Q: What are your favorite features of the project?
A: The eastern red cedar batten-board siding! I’ve worked with Winter Brothers Construction in Smithville, Tennessee for nine years; they went to the mill themselves to select the cedar. We worked together to create the exterior finish–each board was cut on site.
The placement of the building in the context of our gardens (my husband is a Master Gardener) was important from both an external perspective and the internal views.
Q: What was your biggest splurge?
A: Labor on the batten board.
Q: Where did you cut corners?
A: The project was designed around simple materials and a sense of humble simplicity. We saved by purchasing repurposed windows and doors. The shelving by the desk was made with cedar end pieces from the roof beams. And all the furnishings had a previous life.
Q: What were the hardest lessons you learned along the way?
A: The challenge was to maintain the simplicity of the design so it didn’t get in the way of the project narrative.
Q: What advice do you have for someone undertaking a similar project?
A: Spend time with your client to listen to their needs, and learn the purpose of the space. I find that one of the most helpful questions is: “How much is enough?”
Q: Who worked on the winning project?
A: Lead designer and project manager: Maggie Anthony. Construction: Winter Brothers Construction, Smithville, Tennessee.
Q: If your project was a celebrity, who would it be?
A: Poet/farmer Wendell Berry (though he would deny the “celebrity” status).
Q: What does your firm specialize in?
A: 3 Marias, the new iteration of Maggie Anthony Design, is in the process of moving to a new studio where we will continue to work with all things design: residential renovation and building, commercial development, staging for sale, art installation, and collaborative design.
Q: What is your favorite local shop?
A: The Nashville Flea Market never fails. Locals, a gallery in Sewanee, TN, is home to gifted southern artisans. My go-to for in-stock furniture is Merridian Home Furnishings.
Q: What is your best secret design source?
A: Nashville was recently named the third most creative city in the United States by Forbes magazine. It’s infused with so much creative energy, inspiration is everywhere. The design/construction community is a generous tribe and we share our sources freely.
Q: What is your next project?

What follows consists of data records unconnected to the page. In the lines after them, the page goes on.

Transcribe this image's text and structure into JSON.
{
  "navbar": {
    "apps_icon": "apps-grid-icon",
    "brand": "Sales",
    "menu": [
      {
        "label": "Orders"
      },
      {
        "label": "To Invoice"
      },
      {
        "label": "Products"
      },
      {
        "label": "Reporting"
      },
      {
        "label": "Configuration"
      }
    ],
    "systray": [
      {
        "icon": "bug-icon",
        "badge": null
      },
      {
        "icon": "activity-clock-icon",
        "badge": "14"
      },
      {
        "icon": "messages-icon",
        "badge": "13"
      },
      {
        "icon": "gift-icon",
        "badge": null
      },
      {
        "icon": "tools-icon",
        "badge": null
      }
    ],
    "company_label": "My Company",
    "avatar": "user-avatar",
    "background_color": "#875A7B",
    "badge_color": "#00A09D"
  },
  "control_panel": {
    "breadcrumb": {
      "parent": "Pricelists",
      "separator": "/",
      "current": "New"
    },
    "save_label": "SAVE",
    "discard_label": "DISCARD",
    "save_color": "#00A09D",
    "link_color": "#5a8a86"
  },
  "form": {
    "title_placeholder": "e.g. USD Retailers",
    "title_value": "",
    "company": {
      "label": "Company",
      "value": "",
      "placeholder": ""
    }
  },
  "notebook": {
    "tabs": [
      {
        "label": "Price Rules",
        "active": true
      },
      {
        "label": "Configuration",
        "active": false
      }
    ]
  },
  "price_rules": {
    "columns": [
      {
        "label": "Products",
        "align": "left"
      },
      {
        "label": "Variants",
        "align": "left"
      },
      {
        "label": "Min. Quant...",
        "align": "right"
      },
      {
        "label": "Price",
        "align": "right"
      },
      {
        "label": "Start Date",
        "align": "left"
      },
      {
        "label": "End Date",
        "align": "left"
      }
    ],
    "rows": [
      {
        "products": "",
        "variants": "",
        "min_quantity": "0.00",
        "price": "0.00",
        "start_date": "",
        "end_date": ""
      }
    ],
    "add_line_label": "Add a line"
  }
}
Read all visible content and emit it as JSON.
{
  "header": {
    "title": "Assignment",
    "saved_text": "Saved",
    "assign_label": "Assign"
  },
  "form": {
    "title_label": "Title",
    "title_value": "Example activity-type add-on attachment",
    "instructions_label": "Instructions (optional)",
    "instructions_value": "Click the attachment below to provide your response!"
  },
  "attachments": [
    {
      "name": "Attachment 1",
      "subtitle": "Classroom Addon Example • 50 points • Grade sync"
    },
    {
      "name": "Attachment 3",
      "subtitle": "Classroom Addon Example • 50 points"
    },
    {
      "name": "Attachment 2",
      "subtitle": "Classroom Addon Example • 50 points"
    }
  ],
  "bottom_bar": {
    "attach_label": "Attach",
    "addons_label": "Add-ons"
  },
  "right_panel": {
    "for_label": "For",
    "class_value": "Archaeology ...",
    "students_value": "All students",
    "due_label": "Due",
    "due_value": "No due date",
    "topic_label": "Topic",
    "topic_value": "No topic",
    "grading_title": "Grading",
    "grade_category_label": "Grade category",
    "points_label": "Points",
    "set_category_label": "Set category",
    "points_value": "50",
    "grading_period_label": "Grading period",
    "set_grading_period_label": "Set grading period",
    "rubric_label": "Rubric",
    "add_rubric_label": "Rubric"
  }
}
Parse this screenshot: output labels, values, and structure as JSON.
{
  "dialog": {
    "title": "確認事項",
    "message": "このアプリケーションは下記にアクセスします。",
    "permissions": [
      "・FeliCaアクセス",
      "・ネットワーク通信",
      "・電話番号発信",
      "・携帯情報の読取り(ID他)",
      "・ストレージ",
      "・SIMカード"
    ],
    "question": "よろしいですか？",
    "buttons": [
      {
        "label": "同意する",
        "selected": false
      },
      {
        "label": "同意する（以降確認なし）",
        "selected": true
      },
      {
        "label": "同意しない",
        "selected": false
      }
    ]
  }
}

A: The primary focus of 3 Marias is Nashville’s vibrant 12South area. The diversity, lifestyle, and community vibe make 12South one of the most desirable neighborhoods in the southeast. Architectural styles range from turn-of-the-century four-squares and Tudor revivals to 1920s bungalows. I am currently working on a 1930s Tudor revival renovation, a new modern bay-and-gable house, an addition/renovation of a turn-of-the-century Edwardian, and a modern midcentury ranch.
Congratulations to Maggie Anthony Design! See all the winners of the 2014 Gardenista Considered Design Awards here: